* PROVIDED INFORMATION
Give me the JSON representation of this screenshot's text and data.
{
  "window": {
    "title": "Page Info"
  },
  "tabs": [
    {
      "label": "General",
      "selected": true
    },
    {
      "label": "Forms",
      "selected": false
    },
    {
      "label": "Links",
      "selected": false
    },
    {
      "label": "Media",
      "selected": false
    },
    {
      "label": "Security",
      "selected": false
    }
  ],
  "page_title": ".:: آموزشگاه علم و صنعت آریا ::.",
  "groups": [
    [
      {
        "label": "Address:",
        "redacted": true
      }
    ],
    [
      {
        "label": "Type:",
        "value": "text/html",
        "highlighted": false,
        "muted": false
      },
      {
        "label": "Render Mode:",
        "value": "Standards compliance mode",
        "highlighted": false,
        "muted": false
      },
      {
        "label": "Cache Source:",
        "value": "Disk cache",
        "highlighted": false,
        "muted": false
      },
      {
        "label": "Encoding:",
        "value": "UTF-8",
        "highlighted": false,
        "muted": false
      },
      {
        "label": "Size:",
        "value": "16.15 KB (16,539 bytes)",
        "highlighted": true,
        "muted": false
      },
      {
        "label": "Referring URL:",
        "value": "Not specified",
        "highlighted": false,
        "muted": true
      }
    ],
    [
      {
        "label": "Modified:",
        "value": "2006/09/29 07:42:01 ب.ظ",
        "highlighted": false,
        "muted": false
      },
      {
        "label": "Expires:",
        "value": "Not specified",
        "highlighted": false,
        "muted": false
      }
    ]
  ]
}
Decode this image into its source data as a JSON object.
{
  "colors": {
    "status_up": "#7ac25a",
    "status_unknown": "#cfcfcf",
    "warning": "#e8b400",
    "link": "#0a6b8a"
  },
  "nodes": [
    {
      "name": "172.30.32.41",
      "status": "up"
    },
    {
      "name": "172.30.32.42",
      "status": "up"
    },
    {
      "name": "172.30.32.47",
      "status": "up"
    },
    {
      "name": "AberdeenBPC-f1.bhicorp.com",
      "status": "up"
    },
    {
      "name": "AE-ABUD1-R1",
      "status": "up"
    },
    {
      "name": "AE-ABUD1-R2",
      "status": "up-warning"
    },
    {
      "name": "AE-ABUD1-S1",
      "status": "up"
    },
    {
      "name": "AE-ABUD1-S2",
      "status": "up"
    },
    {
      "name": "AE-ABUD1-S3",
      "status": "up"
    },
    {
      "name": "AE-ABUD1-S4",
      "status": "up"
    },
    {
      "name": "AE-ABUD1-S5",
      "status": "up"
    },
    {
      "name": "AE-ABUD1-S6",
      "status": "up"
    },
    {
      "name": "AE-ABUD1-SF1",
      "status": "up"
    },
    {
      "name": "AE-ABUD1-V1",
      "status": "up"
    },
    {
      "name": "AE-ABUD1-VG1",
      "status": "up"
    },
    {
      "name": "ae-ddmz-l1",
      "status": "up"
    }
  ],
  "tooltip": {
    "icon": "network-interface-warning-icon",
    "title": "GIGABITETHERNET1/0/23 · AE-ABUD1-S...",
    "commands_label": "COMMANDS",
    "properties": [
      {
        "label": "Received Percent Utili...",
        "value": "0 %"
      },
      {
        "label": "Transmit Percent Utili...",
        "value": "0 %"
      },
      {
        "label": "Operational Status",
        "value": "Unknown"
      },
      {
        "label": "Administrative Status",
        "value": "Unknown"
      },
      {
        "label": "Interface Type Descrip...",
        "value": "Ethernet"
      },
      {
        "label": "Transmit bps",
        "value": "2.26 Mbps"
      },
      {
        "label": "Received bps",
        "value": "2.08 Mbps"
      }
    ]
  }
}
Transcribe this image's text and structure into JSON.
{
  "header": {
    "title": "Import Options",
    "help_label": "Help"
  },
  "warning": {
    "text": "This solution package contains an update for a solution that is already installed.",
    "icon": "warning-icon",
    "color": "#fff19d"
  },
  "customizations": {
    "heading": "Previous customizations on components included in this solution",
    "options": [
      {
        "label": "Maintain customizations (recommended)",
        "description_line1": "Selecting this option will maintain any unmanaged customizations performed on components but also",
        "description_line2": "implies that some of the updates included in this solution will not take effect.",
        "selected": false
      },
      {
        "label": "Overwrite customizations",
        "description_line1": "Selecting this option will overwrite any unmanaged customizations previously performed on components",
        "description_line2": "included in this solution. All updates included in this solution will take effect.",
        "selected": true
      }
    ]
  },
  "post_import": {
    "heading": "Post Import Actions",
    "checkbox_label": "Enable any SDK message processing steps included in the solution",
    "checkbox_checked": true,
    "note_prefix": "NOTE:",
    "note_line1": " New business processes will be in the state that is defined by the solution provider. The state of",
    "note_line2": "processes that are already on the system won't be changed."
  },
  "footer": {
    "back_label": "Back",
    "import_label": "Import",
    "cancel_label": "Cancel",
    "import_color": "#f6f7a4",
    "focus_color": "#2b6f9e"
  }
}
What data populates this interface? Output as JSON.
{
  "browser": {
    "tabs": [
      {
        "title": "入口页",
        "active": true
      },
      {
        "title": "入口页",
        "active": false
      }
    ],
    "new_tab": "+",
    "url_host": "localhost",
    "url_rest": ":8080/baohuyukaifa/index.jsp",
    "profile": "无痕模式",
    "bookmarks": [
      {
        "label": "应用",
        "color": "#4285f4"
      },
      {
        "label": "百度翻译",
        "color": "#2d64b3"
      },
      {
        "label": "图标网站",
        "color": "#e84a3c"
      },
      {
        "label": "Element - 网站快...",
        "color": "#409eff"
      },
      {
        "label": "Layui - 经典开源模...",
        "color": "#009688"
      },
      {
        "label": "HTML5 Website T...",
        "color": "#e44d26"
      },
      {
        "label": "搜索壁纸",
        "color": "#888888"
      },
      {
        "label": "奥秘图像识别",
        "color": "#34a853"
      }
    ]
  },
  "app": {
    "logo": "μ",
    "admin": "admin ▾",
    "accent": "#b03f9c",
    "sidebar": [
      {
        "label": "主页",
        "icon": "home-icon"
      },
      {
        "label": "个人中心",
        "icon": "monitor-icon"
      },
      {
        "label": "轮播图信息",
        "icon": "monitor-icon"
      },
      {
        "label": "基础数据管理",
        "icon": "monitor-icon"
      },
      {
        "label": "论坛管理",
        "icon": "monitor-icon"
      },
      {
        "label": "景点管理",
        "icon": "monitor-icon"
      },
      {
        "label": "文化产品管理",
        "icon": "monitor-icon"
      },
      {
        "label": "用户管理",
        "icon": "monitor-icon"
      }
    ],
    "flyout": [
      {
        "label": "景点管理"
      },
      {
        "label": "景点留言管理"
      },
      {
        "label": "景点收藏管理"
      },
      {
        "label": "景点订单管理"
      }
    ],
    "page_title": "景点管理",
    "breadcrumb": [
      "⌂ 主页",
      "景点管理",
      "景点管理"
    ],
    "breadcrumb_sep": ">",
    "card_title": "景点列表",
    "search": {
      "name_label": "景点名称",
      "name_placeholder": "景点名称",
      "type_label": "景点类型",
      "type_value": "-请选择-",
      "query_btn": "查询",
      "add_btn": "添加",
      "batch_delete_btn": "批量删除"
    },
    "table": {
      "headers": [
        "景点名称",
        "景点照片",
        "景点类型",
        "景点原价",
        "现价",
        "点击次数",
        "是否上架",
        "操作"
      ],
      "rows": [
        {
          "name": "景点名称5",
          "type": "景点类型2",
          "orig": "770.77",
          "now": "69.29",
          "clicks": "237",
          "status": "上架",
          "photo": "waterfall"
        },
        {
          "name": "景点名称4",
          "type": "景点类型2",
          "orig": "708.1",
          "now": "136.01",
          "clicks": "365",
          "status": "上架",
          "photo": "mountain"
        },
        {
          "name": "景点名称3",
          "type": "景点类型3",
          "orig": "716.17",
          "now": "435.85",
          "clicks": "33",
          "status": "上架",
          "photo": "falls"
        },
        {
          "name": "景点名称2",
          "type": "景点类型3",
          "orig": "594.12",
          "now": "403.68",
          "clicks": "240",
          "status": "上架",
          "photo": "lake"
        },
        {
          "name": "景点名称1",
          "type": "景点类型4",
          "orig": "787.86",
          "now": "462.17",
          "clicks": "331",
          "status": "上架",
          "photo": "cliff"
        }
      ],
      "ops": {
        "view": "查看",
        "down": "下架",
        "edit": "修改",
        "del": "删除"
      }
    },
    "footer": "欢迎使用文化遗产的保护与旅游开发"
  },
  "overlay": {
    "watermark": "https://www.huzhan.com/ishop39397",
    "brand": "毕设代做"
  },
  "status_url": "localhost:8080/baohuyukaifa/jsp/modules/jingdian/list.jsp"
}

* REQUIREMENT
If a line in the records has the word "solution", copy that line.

* OUTPUT BELOW
    "text": "This solution package contains an update for a solution that is already installed.",
    "heading": "Previous customizations on components included in this solution",
        "description_line2": "implies that some of the updates included in this solution will not take effect.",
        "description_line2": "included in this solution. All updates included in this solution will take effect.",
    "checkbox_label": "Enable any SDK message processing steps included in the solution",
    "note_line1": " New business processes will be in the state that is defined by the solution provider. The state of",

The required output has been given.